Simulation of wave breaking in Boussinesq models has been approached with a number of techniques, ranging from fairly ad-hoc additions of eddy viscosity formulations up to reasonably detailed calculations of the generation and transport of vorticity or turbulent kinetic energy under the breaking wave crest. Regardless of the formulation, each of the approaches can be thought of as a means for adding the breaking wave force term to the momentum equation.

At minimum, these terms must be scaled similarly in order to reproduce the correct amount of energy dissipation. They must also be localized in the region of the front face of the breaking wave, in order to provide the correct distribution of dissipation in the frequency domain and preserve the proper relative phasing of harmonic components in the wave. Beyond these requirements, the range of physical approaches taken has a great deal of variety.

Zelt (1991) used the Lagrangian finite-element Boussinesq wave model to study the breaking and runup of solitary waves. Wave dissipation due to turbulence generated by wave breaking is treated by an artificial viscosity term in the momentum equation. The horizontal velocity gradient is used as a breaking criterion to decide exactly when and where the dissipation becomes active.

Karambas and Koutitas (1992) extended the Boussinesq equations to cover the surf zone. The energy dissipation due to wave breaking was represented by including an eddy viscosity term in the depth-integrated momentum equation. The eddy viscosity coefficient is calculated from the numerical integration of the turbulent transport equation and the mixing length hypothesis. Crest elevation at breaking point with the wavelength in deep water was used as a breaking criterion.

Schaffer et al. (1994) used the concept of surface rollers to incorporate wave breaking in Boussinesq equations. The roller is considered as a volume of water being carried by the wave with wave celerity. The effect of the roller is induced in the vertical distribution of the horizontal velocity, which leads to an additional convective momentum term. The breaking criterion is related to the local slope of water surface and the thickness of the roller is determined from simple geometrical considerations.

Kabiling and Sato (1994) added a momentum mixing term using eddy viscosity to the momentum conservation equations to simulate the energy dissipation due to breaking.

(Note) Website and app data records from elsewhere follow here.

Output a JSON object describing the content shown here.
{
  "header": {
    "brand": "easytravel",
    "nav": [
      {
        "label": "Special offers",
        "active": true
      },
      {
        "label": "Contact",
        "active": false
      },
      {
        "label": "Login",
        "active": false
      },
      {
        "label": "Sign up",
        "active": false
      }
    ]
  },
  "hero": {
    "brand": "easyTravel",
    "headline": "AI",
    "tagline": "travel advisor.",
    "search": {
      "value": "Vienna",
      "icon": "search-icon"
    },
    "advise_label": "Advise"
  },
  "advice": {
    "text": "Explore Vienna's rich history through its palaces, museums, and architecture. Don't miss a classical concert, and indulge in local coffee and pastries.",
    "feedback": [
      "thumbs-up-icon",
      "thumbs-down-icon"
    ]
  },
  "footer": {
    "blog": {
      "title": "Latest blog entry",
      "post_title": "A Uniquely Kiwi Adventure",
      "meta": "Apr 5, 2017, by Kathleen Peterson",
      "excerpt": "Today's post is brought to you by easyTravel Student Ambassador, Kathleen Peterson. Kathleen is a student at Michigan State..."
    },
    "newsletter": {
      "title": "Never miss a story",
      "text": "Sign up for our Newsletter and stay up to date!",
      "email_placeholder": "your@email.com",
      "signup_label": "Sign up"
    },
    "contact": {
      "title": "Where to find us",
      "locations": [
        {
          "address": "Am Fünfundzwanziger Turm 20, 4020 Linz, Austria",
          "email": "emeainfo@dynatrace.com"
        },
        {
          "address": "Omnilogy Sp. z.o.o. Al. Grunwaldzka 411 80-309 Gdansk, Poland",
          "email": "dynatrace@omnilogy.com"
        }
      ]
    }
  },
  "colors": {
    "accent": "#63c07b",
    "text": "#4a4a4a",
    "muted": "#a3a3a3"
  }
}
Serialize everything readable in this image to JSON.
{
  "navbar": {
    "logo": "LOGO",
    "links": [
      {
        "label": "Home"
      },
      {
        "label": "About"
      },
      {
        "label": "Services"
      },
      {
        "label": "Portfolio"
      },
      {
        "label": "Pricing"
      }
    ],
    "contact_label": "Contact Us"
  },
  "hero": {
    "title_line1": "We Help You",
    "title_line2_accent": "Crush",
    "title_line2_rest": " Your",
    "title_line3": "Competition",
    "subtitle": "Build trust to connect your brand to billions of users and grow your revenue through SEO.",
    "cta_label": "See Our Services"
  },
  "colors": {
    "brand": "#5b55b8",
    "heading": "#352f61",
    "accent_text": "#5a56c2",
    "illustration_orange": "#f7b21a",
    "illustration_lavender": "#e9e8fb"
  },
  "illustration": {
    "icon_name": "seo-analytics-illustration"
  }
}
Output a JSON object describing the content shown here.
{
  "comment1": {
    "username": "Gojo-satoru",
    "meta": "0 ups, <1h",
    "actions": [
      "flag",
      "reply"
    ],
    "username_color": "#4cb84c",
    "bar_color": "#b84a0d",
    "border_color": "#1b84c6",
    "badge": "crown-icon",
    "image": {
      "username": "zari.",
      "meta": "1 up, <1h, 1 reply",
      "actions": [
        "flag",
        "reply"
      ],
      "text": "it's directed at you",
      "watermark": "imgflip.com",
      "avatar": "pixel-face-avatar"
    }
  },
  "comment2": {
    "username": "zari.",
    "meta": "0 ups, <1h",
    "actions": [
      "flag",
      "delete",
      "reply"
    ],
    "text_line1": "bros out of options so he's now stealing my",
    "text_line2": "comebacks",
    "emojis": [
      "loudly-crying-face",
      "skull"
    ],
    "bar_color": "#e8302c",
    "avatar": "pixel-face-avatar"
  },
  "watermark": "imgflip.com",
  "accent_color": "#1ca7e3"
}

A breaking criterion using the ratio of the water particle velocity at the surface to the wave celerity was presented.

Nwogu (1996) extended the Boussinesq model to the surf zone by coupling the mass and momentum equations with one-equation model for the temporal and spatial evolution of the turbulent kinetic energy induced by wave breaking. The waves are assumed to start breaking when the horizontal component of the orbital velocity at the crest exceeds the phase velocity of the waves. The rate of wave energy dissipation, which is equal to the rate of production of turbulent kinetic energy, is assumed to be proportional to the vertical gradient of the horizontal water particle velocity at wave crest.

Svendsen (1996) describe a breaking wave model based on the classical assumptions for long, moderately nonlinear Boussinesq waves. The wave breaking is represented by including the vorticity generated by the breaking.

Kennedy (2000) used a momentum-conserving eddy viscosity technique to model breaking. This is somewhat like the eddy viscosity formulation Zelt (1991), but with extensions to provide a more realistic description of the initiation and cessation of wave breaking.

A time-dependent wave breaking model used by Sato and Kabiling (1994) is adopted and implemented as the wave breaking criterion and energy dissipation for numerical model. The models essentially incorporate a dissipative term due to turbulence stresses into the momentum equation. A time-dependent breaking model is also able to simulate the transition region after the onset of wave breaking, where there is a rapid decay in wave energy.

References can be found here.